Collected data entries

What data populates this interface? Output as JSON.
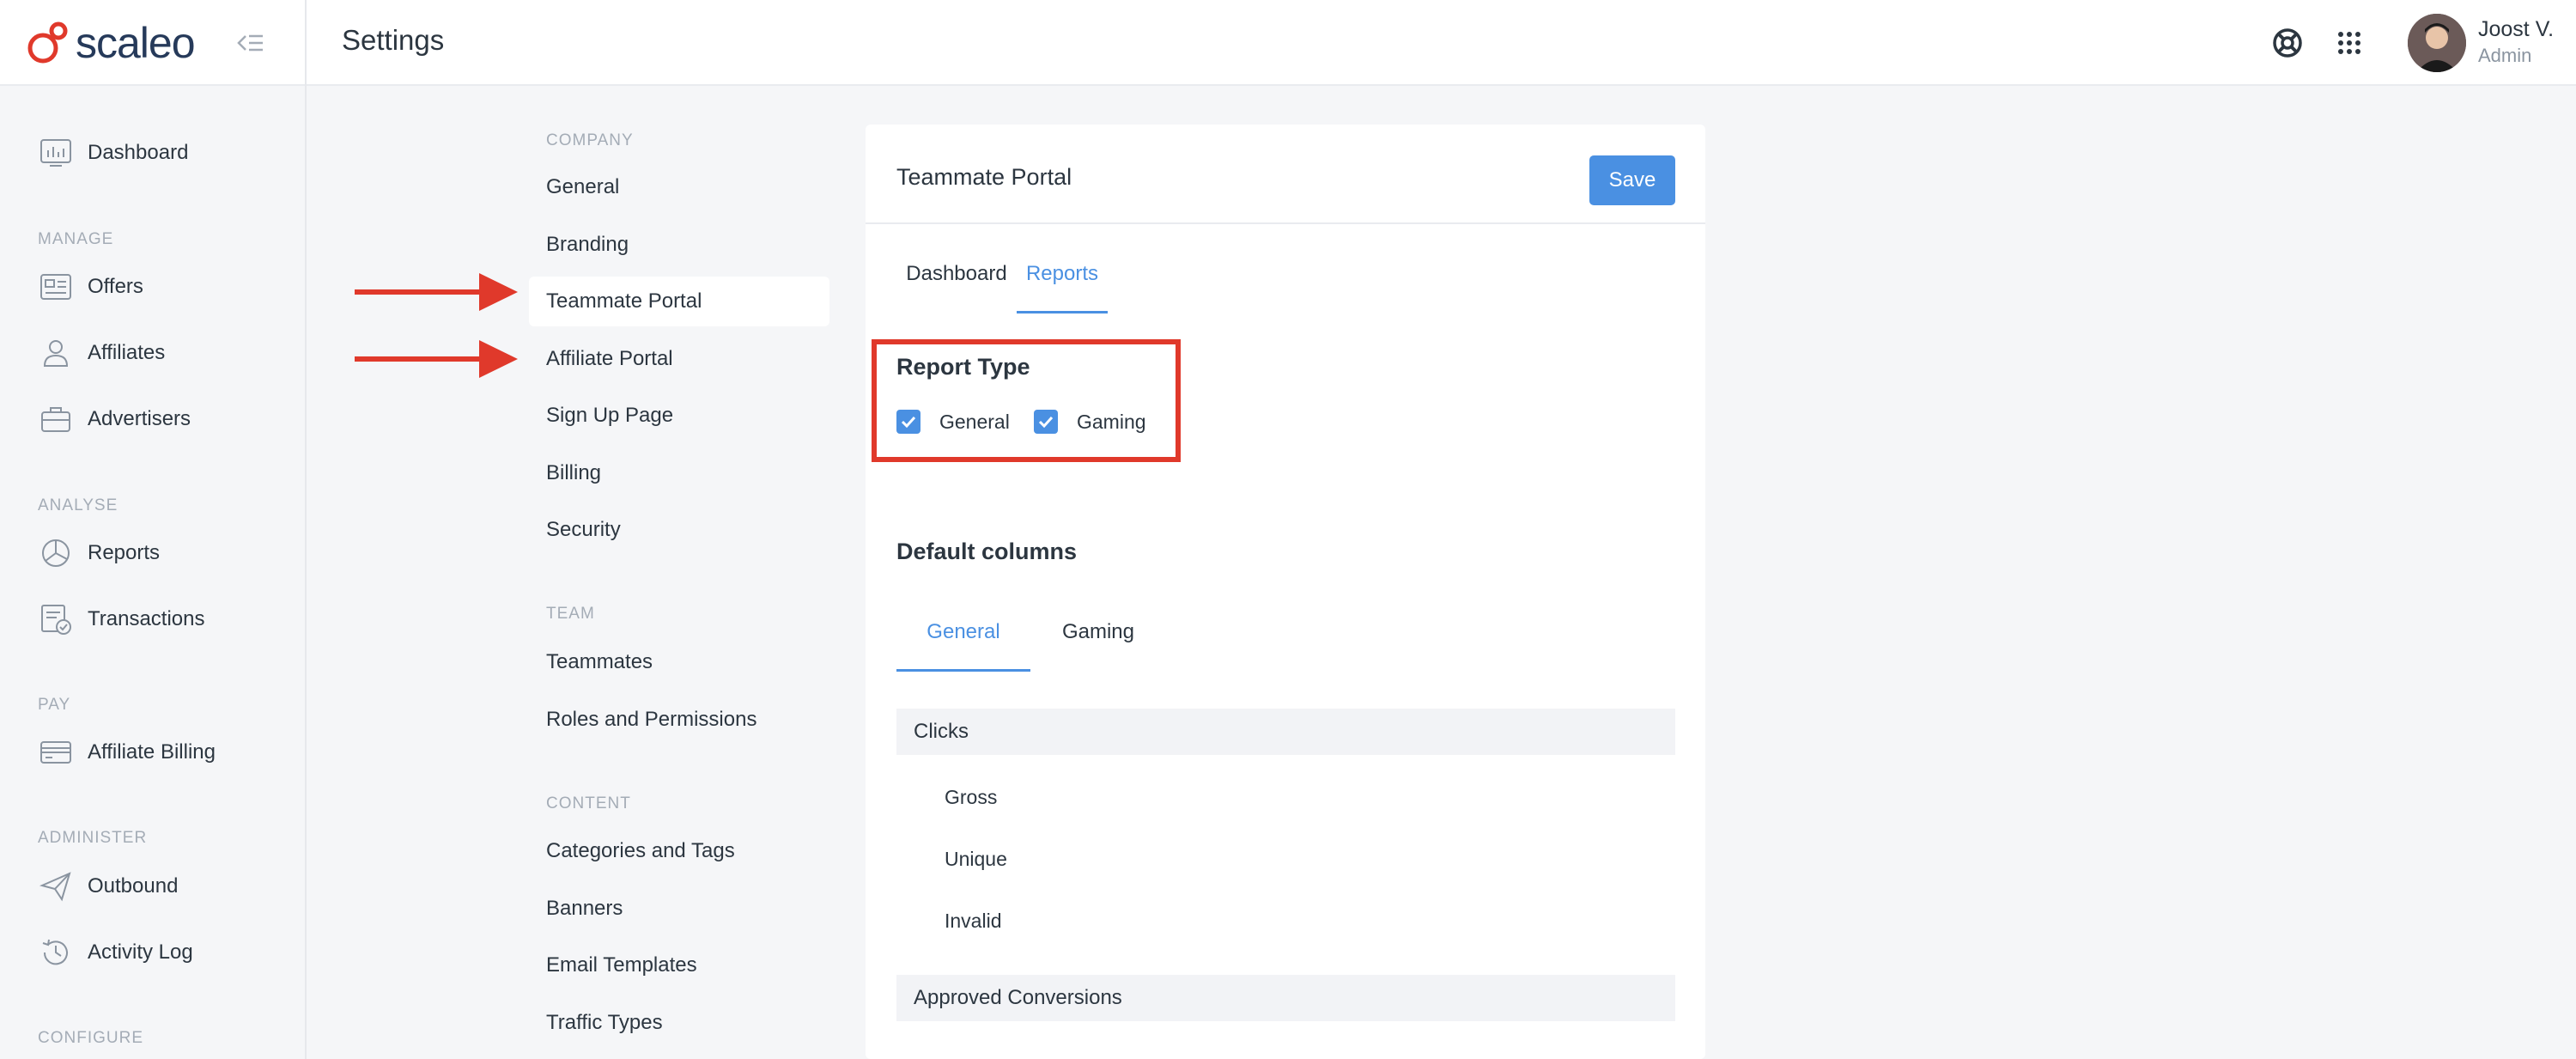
{
  "brand": {
    "name": "scaleo",
    "color": "#e0392b"
  },
  "header": {
    "title": "Settings"
  },
  "user": {
    "name": "Joost V.",
    "role": "Admin"
  },
  "sidebar": {
    "dashboard": "Dashboard",
    "sections": {
      "manage": "MANAGE",
      "analyse": "ANALYSE",
      "pay": "PAY",
      "administer": "ADMINISTER",
      "configure": "CONFIGURE"
    },
    "items": {
      "offers": "Offers",
      "affiliates": "Affiliates",
      "advertisers": "Advertisers",
      "reports": "Reports",
      "transactions": "Transactions",
      "affiliate_billing": "Affiliate Billing",
      "outbound": "Outbound",
      "activity_log": "Activity Log"
    }
  },
  "settings_nav": {
    "company_label": "COMPANY",
    "team_label": "TEAM",
    "content_label": "CONTENT",
    "general": "General",
    "branding": "Branding",
    "teammate_portal": "Teammate Portal",
    "affiliate_portal": "Affiliate Portal",
    "sign_up_page": "Sign Up Page",
    "billing": "Billing",
    "security": "Security",
    "teammates": "Teammates",
    "roles": "Roles and Permissions",
    "categories": "Categories and Tags",
    "banners": "Banners",
    "email_templates": "Email Templates",
    "traffic_types": "Traffic Types"
  },
  "card": {
    "title": "Teammate Portal",
    "save_label": "Save",
    "tabs": {
      "dashboard": "Dashboard",
      "reports": "Reports"
    },
    "report_type": {
      "title": "Report Type",
      "general": "General",
      "gaming": "Gaming",
      "general_checked": true,
      "gaming_checked": true
    },
    "default_columns": {
      "title": "Default columns",
      "tab_general": "General",
      "tab_gaming": "Gaming",
      "clicks_group": "Clicks",
      "clicks_items": [
        "Gross",
        "Unique",
        "Invalid"
      ],
      "approved_group": "Approved Conversions"
    }
  },
  "colors": {
    "accent": "#4a90e2",
    "highlight": "#e0392b"
  }
}
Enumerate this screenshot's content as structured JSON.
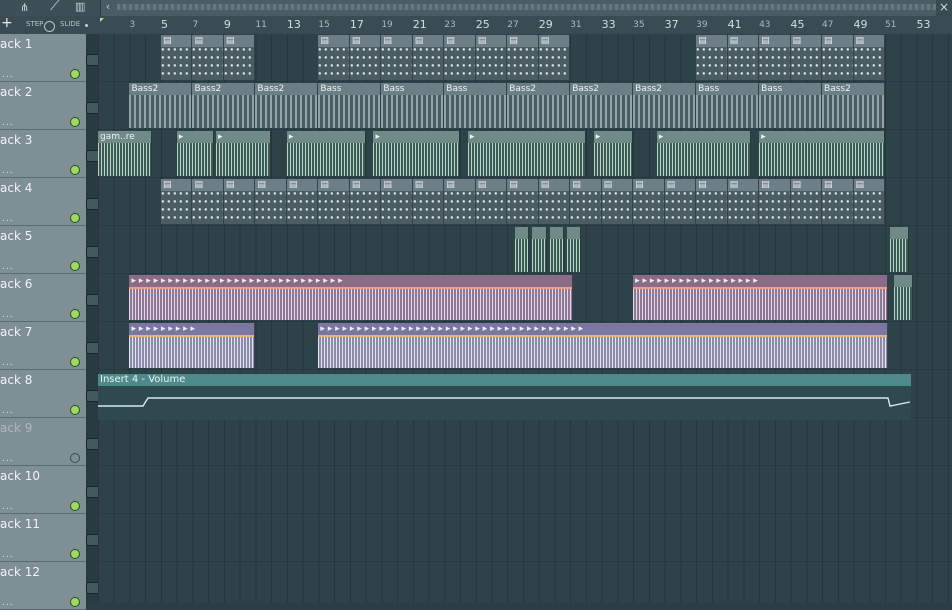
{
  "toolbar": {
    "step_label": "STEP",
    "slide_label": "SLIDE",
    "plus": "+",
    "close": "×",
    "back": "‹"
  },
  "ruler": {
    "bars": [
      "3",
      "5",
      "7",
      "9",
      "11",
      "13",
      "15",
      "17",
      "19",
      "21",
      "23",
      "25",
      "27",
      "29",
      "31",
      "33",
      "35",
      "37",
      "39",
      "41",
      "43",
      "45",
      "47",
      "49",
      "51",
      "53"
    ]
  },
  "tracks": [
    {
      "label": "ack 1",
      "enabled": true
    },
    {
      "label": "ack 2",
      "enabled": true
    },
    {
      "label": "ack 3",
      "enabled": true
    },
    {
      "label": "ack 4",
      "enabled": true
    },
    {
      "label": "ack 5",
      "enabled": true
    },
    {
      "label": "ack 6",
      "enabled": true
    },
    {
      "label": "ack 7",
      "enabled": true
    },
    {
      "label": "ack 8",
      "enabled": true
    },
    {
      "label": "ack 9",
      "enabled": false
    },
    {
      "label": "ack 10",
      "enabled": true
    },
    {
      "label": "ack 11",
      "enabled": true
    },
    {
      "label": "ack 12",
      "enabled": true
    }
  ],
  "clips": {
    "bass2_label": "Bass2",
    "bass_label": "Bass",
    "audio_label": "gam..re",
    "automation_label": "Insert 4 - Volume"
  }
}
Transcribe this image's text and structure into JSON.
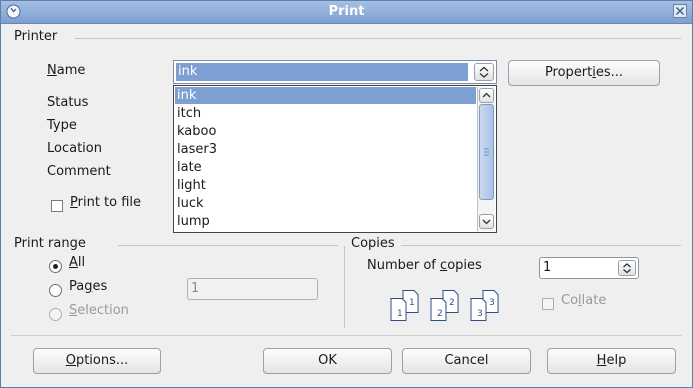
{
  "window": {
    "title": "Print"
  },
  "printer": {
    "section_title": "Printer",
    "name_label": "Name",
    "status_label": "Status",
    "type_label": "Type",
    "location_label": "Location",
    "comment_label": "Comment",
    "selected_printer": "ink",
    "properties_button": "Properties...",
    "print_to_file_label": "Print to file",
    "print_to_file_checked": false,
    "dropdown_options": [
      "ink",
      "itch",
      "kaboo",
      "laser3",
      "late",
      "light",
      "luck",
      "lump"
    ],
    "dropdown_selected_index": 0
  },
  "print_range": {
    "section_title": "Print range",
    "all_label": "All",
    "pages_label": "Pages",
    "selection_label": "Selection",
    "selected": "All",
    "pages_value": "1"
  },
  "copies": {
    "section_title": "Copies",
    "number_label": "Number of copies",
    "number_value": "1",
    "collate_label": "Collate",
    "collate_checked": false,
    "page_icon_labels": [
      "1",
      "1",
      "2",
      "2",
      "3",
      "3"
    ]
  },
  "buttons": {
    "options": "Options...",
    "ok": "OK",
    "cancel": "Cancel",
    "help": "Help"
  },
  "colors": {
    "title_bar": "#8fb0db",
    "selection": "#7e9fd1",
    "dialog_bg": "#efefef"
  },
  "icons": {
    "window_icon": "app-icon",
    "close": "close-icon",
    "combo": "updown-chevron-icon",
    "scroll_up": "chevron-up-icon",
    "scroll_down": "chevron-down-icon"
  }
}
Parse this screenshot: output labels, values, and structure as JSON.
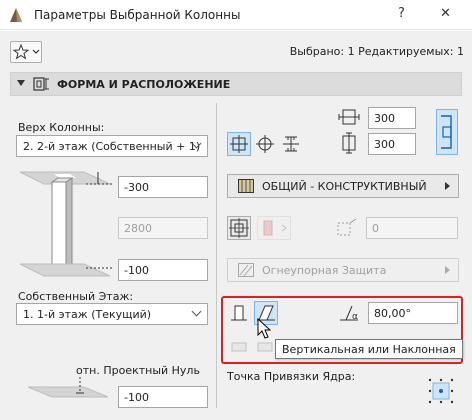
{
  "window": {
    "title": "Параметры Выбранной Колонны",
    "help_glyph": "?",
    "close_glyph": "✕"
  },
  "header": {
    "selected_info": "Выбрано: 1 Редактируемых: 1"
  },
  "section": {
    "title": "ФОРМА И РАСПОЛОЖЕНИЕ"
  },
  "left": {
    "top_label": "Верх Колонны:",
    "top_value": "2. 2-й этаж (Собственный + 1)",
    "top_offset": "-300",
    "height_value": "2800",
    "bottom_offset": "-100",
    "home_story_label": "Собственный Этаж:",
    "home_story_value": "1. 1-й этаж (Текущий)",
    "ref_label": "отн. Проектный Нуль",
    "ref_value": "-100"
  },
  "right": {
    "width_value": "300",
    "depth_value": "300",
    "material_label": "ОБЩИЙ - КОНСТРУКТИВНЫЙ",
    "angle_value": "0",
    "fire_label": "Огнеупорная Защита",
    "slant_value": "80,00°",
    "tooltip": "Вертикальная или Наклонная",
    "anchor_label": "Точка Привязки Ядра:"
  },
  "icons": {
    "app": "archicad-icon",
    "favorites": "star-icon",
    "section": "column-layout-icon"
  },
  "colors": {
    "highlight": "#e02020",
    "active_bg": "#cde5f7",
    "active_border": "#7eb4ea"
  }
}
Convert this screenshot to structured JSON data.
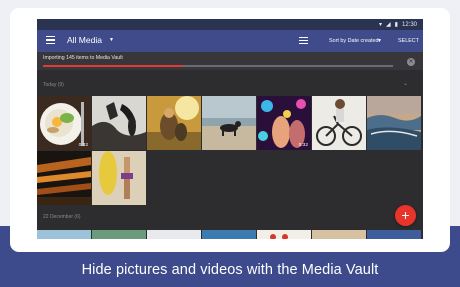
{
  "app": {
    "status_time": "12:30",
    "title": "All Media",
    "sort_label": "Sort by Date created",
    "select_label": "SELECT"
  },
  "import": {
    "text": "Importing 145 items to Media Vault",
    "progress": 0.4
  },
  "sections": [
    {
      "label": "Today (9)"
    },
    {
      "label": "22 December (6)"
    }
  ],
  "thumbnails": [
    {
      "name": "food-plate",
      "duration": "0:32"
    },
    {
      "name": "surfer-rocks"
    },
    {
      "name": "sunset-couple"
    },
    {
      "name": "beach-dog"
    },
    {
      "name": "party-lights",
      "duration": "0:32"
    },
    {
      "name": "bicycle-girl"
    },
    {
      "name": "ocean-waves"
    },
    {
      "name": "bridge-night"
    },
    {
      "name": "surfboard-beach"
    }
  ],
  "caption": "Hide pictures and videos with the Media Vault",
  "colors": {
    "toolbar": "#3f4b8b",
    "background_band": "#3d4a8c",
    "progress": "#e03a32",
    "fab": "#e8342b"
  }
}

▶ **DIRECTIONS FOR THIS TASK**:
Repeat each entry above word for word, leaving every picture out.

▶ **TASK RESPONSE**:
What data populates this interface? Output as JSON.
{
  "brand": {
    "name": "scaleo",
    "color": "#e0392b"
  },
  "header": {
    "title": "Settings"
  },
  "user": {
    "name": "Joost V.",
    "role": "Admin"
  },
  "sidebar": {
    "dashboard": "Dashboard",
    "sections": {
      "manage": "MANAGE",
      "analyse": "ANALYSE",
      "pay": "PAY",
      "administer": "ADMINISTER",
      "configure": "CONFIGURE"
    },
    "items": {
      "offers": "Offers",
      "affiliates": "Affiliates",
      "advertisers": "Advertisers",
      "reports": "Reports",
      "transactions": "Transactions",
      "affiliate_billing": "Affiliate Billing",
      "outbound": "Outbound",
      "activity_log": "Activity Log"
    }
  },
  "settings_nav": {
    "company_label": "COMPANY",
    "team_label": "TEAM",
    "content_label": "CONTENT",
    "general": "General",
    "branding": "Branding",
    "teammate_portal": "Teammate Portal",
    "affiliate_portal": "Affiliate Portal",
    "sign_up_page": "Sign Up Page",
    "billing": "Billing",
    "security": "Security",
    "teammates": "Teammates",
    "roles": "Roles and Permissions",
    "categories": "Categories and Tags",
    "banners": "Banners",
    "email_templates": "Email Templates",
    "traffic_types": "Traffic Types"
  },
  "card": {
    "title": "Teammate Portal",
    "save_label": "Save",
    "tabs": {
      "dashboard": "Dashboard",
      "reports": "Reports"
    },
    "report_type": {
      "title": "Report Type",
      "general": "General",
      "gaming": "Gaming",
      "general_checked": true,
      "gaming_checked": true
    },
    "default_columns": {
      "title": "Default columns",
      "tab_general": "General",
      "tab_gaming": "Gaming",
      "clicks_group": "Clicks",
      "clicks_items": [
        "Gross",
        "Unique",
        "Invalid"
      ],
      "approved_group": "Approved Conversions"
    }
  },
  "colors": {
    "accent": "#4a90e2",
    "highlight": "#e0392b"
  }
}
Enumerate this screenshot's content as structured JSON.
{
  "toolbar": {
    "step_label": "STEP",
    "slide_label": "SLIDE",
    "plus": "+",
    "close": "×",
    "back": "‹"
  },
  "ruler": {
    "bars": [
      "3",
      "5",
      "7",
      "9",
      "11",
      "13",
      "15",
      "17",
      "19",
      "21",
      "23",
      "25",
      "27",
      "29",
      "31",
      "33",
      "35",
      "37",
      "39",
      "41",
      "43",
      "45",
      "47",
      "49",
      "51",
      "53"
    ]
  },
  "tracks": [
    {
      "label": "ack 1",
      "enabled": true
    },
    {
      "label": "ack 2",
      "enabled": true
    },
    {
      "label": "ack 3",
      "enabled": true
    },
    {
      "label": "ack 4",
      "enabled": true
    },
    {
      "label": "ack 5",
      "enabled": true
    },
    {
      "label": "ack 6",
      "enabled": true
    },
    {
      "label": "ack 7",
      "enabled": true
    },
    {
      "label": "ack 8",
      "enabled": true
    },
    {
      "label": "ack 9",
      "enabled": false
    },
    {
      "label": "ack 10",
      "enabled": true
    },
    {
      "label": "ack 11",
      "enabled": true
    },
    {
      "label": "ack 12",
      "enabled": true
    }
  ],
  "clips": {
    "bass2_label": "Bass2",
    "bass_label": "Bass",
    "audio_label": "gam..re",
    "automation_label": "Insert 4 - Volume"
  }
}
Transcribe this image's text and structure into JSON.
{
  "window": {
    "title": "Print"
  },
  "printer": {
    "section_title": "Printer",
    "name_label": "Name",
    "status_label": "Status",
    "type_label": "Type",
    "location_label": "Location",
    "comment_label": "Comment",
    "selected_printer": "ink",
    "properties_button": "Properties...",
    "print_to_file_label": "Print to file",
    "print_to_file_checked": false,
    "dropdown_options": [
      "ink",
      "itch",
      "kaboo",
      "laser3",
      "late",
      "light",
      "luck",
      "lump"
    ],
    "dropdown_selected_index": 0
  },
  "print_range": {
    "section_title": "Print range",
    "all_label": "All",
    "pages_label": "Pages",
    "selection_label": "Selection",
    "selected": "All",
    "pages_value": "1"
  },
  "copies": {
    "section_title": "Copies",
    "number_label": "Number of copies",
    "number_value": "1",
    "collate_label": "Collate",
    "collate_checked": false,
    "page_icon_labels": [
      "1",
      "1",
      "2",
      "2",
      "3",
      "3"
    ]
  },
  "buttons": {
    "options": "Options...",
    "ok": "OK",
    "cancel": "Cancel",
    "help": "Help"
  },
  "colors": {
    "title_bar": "#8fb0db",
    "selection": "#7e9fd1",
    "dialog_bg": "#efefef"
  },
  "icons": {
    "window_icon": "app-icon",
    "close": "close-icon",
    "combo": "updown-chevron-icon",
    "scroll_up": "chevron-up-icon",
    "scroll_down": "chevron-down-icon"
  }
}
Parse this screenshot: output labels, values, and structure as JSON.
{
  "window": {
    "title": "Параметры Выбранной Колонны",
    "help_glyph": "?",
    "close_glyph": "✕"
  },
  "header": {
    "selected_info": "Выбрано: 1 Редактируемых: 1"
  },
  "section": {
    "title": "ФОРМА И РАСПОЛОЖЕНИЕ"
  },
  "left": {
    "top_label": "Верх Колонны:",
    "top_value": "2. 2-й этаж (Собственный + 1)",
    "top_offset": "-300",
    "height_value": "2800",
    "bottom_offset": "-100",
    "home_story_label": "Собственный Этаж:",
    "home_story_value": "1. 1-й этаж (Текущий)",
    "ref_label": "отн. Проектный Нуль",
    "ref_value": "-100"
  },
  "right": {
    "width_value": "300",
    "depth_value": "300",
    "material_label": "ОБЩИЙ - КОНСТРУКТИВНЫЙ",
    "angle_value": "0",
    "fire_label": "Огнеупорная Защита",
    "slant_value": "80,00°",
    "tooltip": "Вертикальная или Наклонная",
    "anchor_label": "Точка Привязки Ядра:"
  },
  "icons": {
    "app": "archicad-icon",
    "favorites": "star-icon",
    "section": "column-layout-icon"
  },
  "colors": {
    "highlight": "#e02020",
    "active_bg": "#cde5f7",
    "active_border": "#7eb4ea"
  }
}
Convert this screenshot to structured JSON data.
{
  "app": {
    "status_time": "12:30",
    "title": "All Media",
    "sort_label": "Sort by Date created",
    "select_label": "SELECT"
  },
  "import": {
    "text": "Importing 145 items to Media Vault",
    "progress": 0.4
  },
  "sections": [
    {
      "label": "Today (9)"
    },
    {
      "label": "22 December (6)"
    }
  ],
  "thumbnails": [
    {
      "name": "food-plate",
      "duration": "0:32"
    },
    {
      "name": "surfer-rocks"
    },
    {
      "name": "sunset-couple"
    },
    {
      "name": "beach-dog"
    },
    {
      "name": "party-lights",
      "duration": "0:32"
    },
    {
      "name": "bicycle-girl"
    },
    {
      "name": "ocean-waves"
    },
    {
      "name": "bridge-night"
    },
    {
      "name": "surfboard-beach"
    }
  ],
  "caption": "Hide pictures and videos with the Media Vault",
  "colors": {
    "toolbar": "#3f4b8b",
    "background_band": "#3d4a8c",
    "progress": "#e03a32",
    "fab": "#e8342b"
  }
}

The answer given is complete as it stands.